WHAT IS REQUIRED: All the records below must be returned exactly as they stand.

● ● ● ● ●

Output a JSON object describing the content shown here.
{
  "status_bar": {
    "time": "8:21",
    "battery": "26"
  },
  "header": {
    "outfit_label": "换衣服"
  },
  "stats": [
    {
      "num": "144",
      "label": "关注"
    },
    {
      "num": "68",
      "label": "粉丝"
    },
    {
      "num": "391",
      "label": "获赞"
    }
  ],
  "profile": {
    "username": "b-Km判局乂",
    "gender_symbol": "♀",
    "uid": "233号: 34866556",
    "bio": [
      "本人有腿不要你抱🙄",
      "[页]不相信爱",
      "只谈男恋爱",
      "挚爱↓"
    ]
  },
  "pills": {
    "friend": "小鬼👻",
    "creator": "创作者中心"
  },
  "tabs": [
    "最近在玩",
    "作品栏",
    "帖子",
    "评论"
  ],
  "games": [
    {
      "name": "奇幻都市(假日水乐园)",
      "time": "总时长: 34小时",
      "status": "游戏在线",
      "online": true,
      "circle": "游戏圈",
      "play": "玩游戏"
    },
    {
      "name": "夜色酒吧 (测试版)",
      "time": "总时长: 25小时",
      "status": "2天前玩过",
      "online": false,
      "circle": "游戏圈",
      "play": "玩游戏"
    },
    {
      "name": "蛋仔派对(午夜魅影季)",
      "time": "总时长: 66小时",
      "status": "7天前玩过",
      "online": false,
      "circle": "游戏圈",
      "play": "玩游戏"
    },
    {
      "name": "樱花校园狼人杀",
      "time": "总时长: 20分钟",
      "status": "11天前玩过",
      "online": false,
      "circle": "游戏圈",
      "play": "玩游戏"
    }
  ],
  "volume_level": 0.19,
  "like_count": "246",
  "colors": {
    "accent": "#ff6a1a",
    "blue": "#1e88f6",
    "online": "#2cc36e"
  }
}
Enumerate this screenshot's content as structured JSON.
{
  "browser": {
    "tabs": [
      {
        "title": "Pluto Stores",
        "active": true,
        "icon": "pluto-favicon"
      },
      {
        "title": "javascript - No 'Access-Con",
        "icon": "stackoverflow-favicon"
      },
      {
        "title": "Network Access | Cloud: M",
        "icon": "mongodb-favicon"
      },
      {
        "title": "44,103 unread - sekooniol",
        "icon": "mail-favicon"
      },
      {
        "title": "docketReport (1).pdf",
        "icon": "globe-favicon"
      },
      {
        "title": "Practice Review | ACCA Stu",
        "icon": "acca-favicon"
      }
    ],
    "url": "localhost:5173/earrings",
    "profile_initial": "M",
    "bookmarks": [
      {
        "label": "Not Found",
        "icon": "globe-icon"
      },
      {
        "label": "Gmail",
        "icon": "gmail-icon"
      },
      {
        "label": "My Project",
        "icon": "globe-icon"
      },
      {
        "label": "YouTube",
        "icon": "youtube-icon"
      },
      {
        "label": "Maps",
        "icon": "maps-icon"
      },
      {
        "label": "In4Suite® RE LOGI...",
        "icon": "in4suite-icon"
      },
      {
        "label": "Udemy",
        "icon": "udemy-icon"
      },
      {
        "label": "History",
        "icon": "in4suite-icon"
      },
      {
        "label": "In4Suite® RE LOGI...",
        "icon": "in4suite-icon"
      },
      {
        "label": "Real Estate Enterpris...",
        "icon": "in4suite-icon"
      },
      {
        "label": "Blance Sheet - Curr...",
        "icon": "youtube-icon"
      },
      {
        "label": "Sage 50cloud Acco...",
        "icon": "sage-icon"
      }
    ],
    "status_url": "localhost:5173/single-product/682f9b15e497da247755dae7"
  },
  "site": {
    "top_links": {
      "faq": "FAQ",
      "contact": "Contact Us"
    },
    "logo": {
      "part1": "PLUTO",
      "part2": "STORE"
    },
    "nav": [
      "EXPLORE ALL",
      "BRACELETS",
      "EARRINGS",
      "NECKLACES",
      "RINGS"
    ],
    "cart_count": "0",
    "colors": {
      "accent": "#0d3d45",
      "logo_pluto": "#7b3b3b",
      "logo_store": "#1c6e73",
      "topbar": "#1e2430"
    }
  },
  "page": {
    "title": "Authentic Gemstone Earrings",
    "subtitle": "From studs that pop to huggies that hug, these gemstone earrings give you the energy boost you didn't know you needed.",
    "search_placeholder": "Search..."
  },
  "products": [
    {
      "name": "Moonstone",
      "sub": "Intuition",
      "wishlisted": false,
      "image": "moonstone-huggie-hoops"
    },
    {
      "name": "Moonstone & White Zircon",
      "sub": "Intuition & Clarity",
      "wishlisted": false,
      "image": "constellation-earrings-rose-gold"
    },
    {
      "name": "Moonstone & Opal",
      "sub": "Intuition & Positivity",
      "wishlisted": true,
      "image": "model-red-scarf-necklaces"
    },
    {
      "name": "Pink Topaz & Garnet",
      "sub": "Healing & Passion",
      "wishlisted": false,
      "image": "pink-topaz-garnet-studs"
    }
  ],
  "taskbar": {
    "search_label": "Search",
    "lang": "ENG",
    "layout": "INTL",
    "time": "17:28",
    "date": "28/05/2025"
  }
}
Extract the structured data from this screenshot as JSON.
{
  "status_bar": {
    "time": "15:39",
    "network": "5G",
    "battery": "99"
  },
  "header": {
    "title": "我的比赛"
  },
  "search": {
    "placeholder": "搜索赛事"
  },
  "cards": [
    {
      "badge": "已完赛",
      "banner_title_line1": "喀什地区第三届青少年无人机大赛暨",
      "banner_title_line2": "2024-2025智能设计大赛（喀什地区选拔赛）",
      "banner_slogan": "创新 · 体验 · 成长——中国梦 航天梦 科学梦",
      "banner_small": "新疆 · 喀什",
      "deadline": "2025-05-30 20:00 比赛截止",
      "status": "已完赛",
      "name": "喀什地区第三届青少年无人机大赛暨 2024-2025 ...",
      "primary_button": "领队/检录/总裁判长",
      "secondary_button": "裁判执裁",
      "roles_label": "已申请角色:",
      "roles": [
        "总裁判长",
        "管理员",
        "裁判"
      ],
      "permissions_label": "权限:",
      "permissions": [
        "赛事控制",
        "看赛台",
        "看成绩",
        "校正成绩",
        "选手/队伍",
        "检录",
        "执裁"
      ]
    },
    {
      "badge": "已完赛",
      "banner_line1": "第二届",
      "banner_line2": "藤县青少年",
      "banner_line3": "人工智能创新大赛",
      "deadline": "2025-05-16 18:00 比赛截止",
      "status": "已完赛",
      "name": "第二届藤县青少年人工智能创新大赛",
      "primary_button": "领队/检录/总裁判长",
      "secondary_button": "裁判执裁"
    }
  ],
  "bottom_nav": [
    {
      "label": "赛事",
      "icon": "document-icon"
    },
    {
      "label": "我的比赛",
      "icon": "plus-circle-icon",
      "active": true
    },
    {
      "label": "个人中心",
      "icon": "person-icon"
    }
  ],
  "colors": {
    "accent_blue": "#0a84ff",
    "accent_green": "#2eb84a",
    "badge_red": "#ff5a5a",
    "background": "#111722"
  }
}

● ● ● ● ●

ANSWER TO THE PROBLEM:
Output a JSON object describing the content shown here.
{
  "status_bar": {
    "time": "8:21",
    "battery": "26"
  },
  "header": {
    "outfit_label": "换衣服"
  },
  "stats": [
    {
      "num": "144",
      "label": "关注"
    },
    {
      "num": "68",
      "label": "粉丝"
    },
    {
      "num": "391",
      "label": "获赞"
    }
  ],
  "profile": {
    "username": "b-Km判局乂",
    "gender_symbol": "♀",
    "uid": "233号: 34866556",
    "bio": [
      "本人有腿不要你抱🙄",
      "[页]不相信爱",
      "只谈男恋爱",
      "挚爱↓"
    ]
  },
  "pills": {
    "friend": "小鬼👻",
    "creator": "创作者中心"
  },
  "tabs": [
    "最近在玩",
    "作品栏",
    "帖子",
    "评论"
  ],
  "games": [
    {
      "name": "奇幻都市(假日水乐园)",
      "time": "总时长: 34小时",
      "status": "游戏在线",
      "online": true,
      "circle": "游戏圈",
      "play": "玩游戏"
    },
    {
      "name": "夜色酒吧 (测试版)",
      "time": "总时长: 25小时",
      "status": "2天前玩过",
      "online": false,
      "circle": "游戏圈",
      "play": "玩游戏"
    },
    {
      "name": "蛋仔派对(午夜魅影季)",
      "time": "总时长: 66小时",
      "status": "7天前玩过",
      "online": false,
      "circle": "游戏圈",
      "play": "玩游戏"
    },
    {
      "name": "樱花校园狼人杀",
      "time": "总时长: 20分钟",
      "status": "11天前玩过",
      "online": false,
      "circle": "游戏圈",
      "play": "玩游戏"
    }
  ],
  "volume_level": 0.19,
  "like_count": "246",
  "colors": {
    "accent": "#ff6a1a",
    "blue": "#1e88f6",
    "online": "#2cc36e"
  }
}
Enumerate this screenshot's content as structured JSON.
{
  "browser": {
    "tabs": [
      {
        "title": "Pluto Stores",
        "active": true,
        "icon": "pluto-favicon"
      },
      {
        "title": "javascript - No 'Access-Con",
        "icon": "stackoverflow-favicon"
      },
      {
        "title": "Network Access | Cloud: M",
        "icon": "mongodb-favicon"
      },
      {
        "title": "44,103 unread - sekooniol",
        "icon": "mail-favicon"
      },
      {
        "title": "docketReport (1).pdf",
        "icon": "globe-favicon"
      },
      {
        "title": "Practice Review | ACCA Stu",
        "icon": "acca-favicon"
      }
    ],
    "url": "localhost:5173/earrings",
    "profile_initial": "M",
    "bookmarks": [
      {
        "label": "Not Found",
        "icon": "globe-icon"
      },
      {
        "label": "Gmail",
        "icon": "gmail-icon"
      },
      {
        "label": "My Project",
        "icon": "globe-icon"
      },
      {
        "label": "YouTube",
        "icon": "youtube-icon"
      },
      {
        "label": "Maps",
        "icon": "maps-icon"
      },
      {
        "label": "In4Suite® RE LOGI...",
        "icon": "in4suite-icon"
      },
      {
        "label": "Udemy",
        "icon": "udemy-icon"
      },
      {
        "label": "History",
        "icon": "in4suite-icon"
      },
      {
        "label": "In4Suite® RE LOGI...",
        "icon": "in4suite-icon"
      },
      {
        "label": "Real Estate Enterpris...",
        "icon": "in4suite-icon"
      },
      {
        "label": "Blance Sheet - Curr...",
        "icon": "youtube-icon"
      },
      {
        "label": "Sage 50cloud Acco...",
        "icon": "sage-icon"
      }
    ],
    "status_url": "localhost:5173/single-product/682f9b15e497da247755dae7"
  },
  "site": {
    "top_links": {
      "faq": "FAQ",
      "contact": "Contact Us"
    },
    "logo": {
      "part1": "PLUTO",
      "part2": "STORE"
    },
    "nav": [
      "EXPLORE ALL",
      "BRACELETS",
      "EARRINGS",
      "NECKLACES",
      "RINGS"
    ],
    "cart_count": "0",
    "colors": {
      "accent": "#0d3d45",
      "logo_pluto": "#7b3b3b",
      "logo_store": "#1c6e73",
      "topbar": "#1e2430"
    }
  },
  "page": {
    "title": "Authentic Gemstone Earrings",
    "subtitle": "From studs that pop to huggies that hug, these gemstone earrings give you the energy boost you didn't know you needed.",
    "search_placeholder": "Search..."
  },
  "products": [
    {
      "name": "Moonstone",
      "sub": "Intuition",
      "wishlisted": false,
      "image": "moonstone-huggie-hoops"
    },
    {
      "name": "Moonstone & White Zircon",
      "sub": "Intuition & Clarity",
      "wishlisted": false,
      "image": "constellation-earrings-rose-gold"
    },
    {
      "name": "Moonstone & Opal",
      "sub": "Intuition & Positivity",
      "wishlisted": true,
      "image": "model-red-scarf-necklaces"
    },
    {
      "name": "Pink Topaz & Garnet",
      "sub": "Healing & Passion",
      "wishlisted": false,
      "image": "pink-topaz-garnet-studs"
    }
  ],
  "taskbar": {
    "search_label": "Search",
    "lang": "ENG",
    "layout": "INTL",
    "time": "17:28",
    "date": "28/05/2025"
  }
}
Extract the structured data from this screenshot as JSON.
{
  "status_bar": {
    "time": "15:39",
    "network": "5G",
    "battery": "99"
  },
  "header": {
    "title": "我的比赛"
  },
  "search": {
    "placeholder": "搜索赛事"
  },
  "cards": [
    {
      "badge": "已完赛",
      "banner_title_line1": "喀什地区第三届青少年无人机大赛暨",
      "banner_title_line2": "2024-2025智能设计大赛（喀什地区选拔赛）",
      "banner_slogan": "创新 · 体验 · 成长——中国梦 航天梦 科学梦",
      "banner_small": "新疆 · 喀什",
      "deadline": "2025-05-30 20:00 比赛截止",
      "status": "已完赛",
      "name": "喀什地区第三届青少年无人机大赛暨 2024-2025 ...",
      "primary_button": "领队/检录/总裁判长",
      "secondary_button": "裁判执裁",
      "roles_label": "已申请角色:",
      "roles": [
        "总裁判长",
        "管理员",
        "裁判"
      ],
      "permissions_label": "权限:",
      "permissions": [
        "赛事控制",
        "看赛台",
        "看成绩",
        "校正成绩",
        "选手/队伍",
        "检录",
        "执裁"
      ]
    },
    {
      "badge": "已完赛",
      "banner_line1": "第二届",
      "banner_line2": "藤县青少年",
      "banner_line3": "人工智能创新大赛",
      "deadline": "2025-05-16 18:00 比赛截止",
      "status": "已完赛",
      "name": "第二届藤县青少年人工智能创新大赛",
      "primary_button": "领队/检录/总裁判长",
      "secondary_button": "裁判执裁"
    }
  ],
  "bottom_nav": [
    {
      "label": "赛事",
      "icon": "document-icon"
    },
    {
      "label": "我的比赛",
      "icon": "plus-circle-icon",
      "active": true
    },
    {
      "label": "个人中心",
      "icon": "person-icon"
    }
  ],
  "colors": {
    "accent_blue": "#0a84ff",
    "accent_green": "#2eb84a",
    "badge_red": "#ff5a5a",
    "background": "#111722"
  }
}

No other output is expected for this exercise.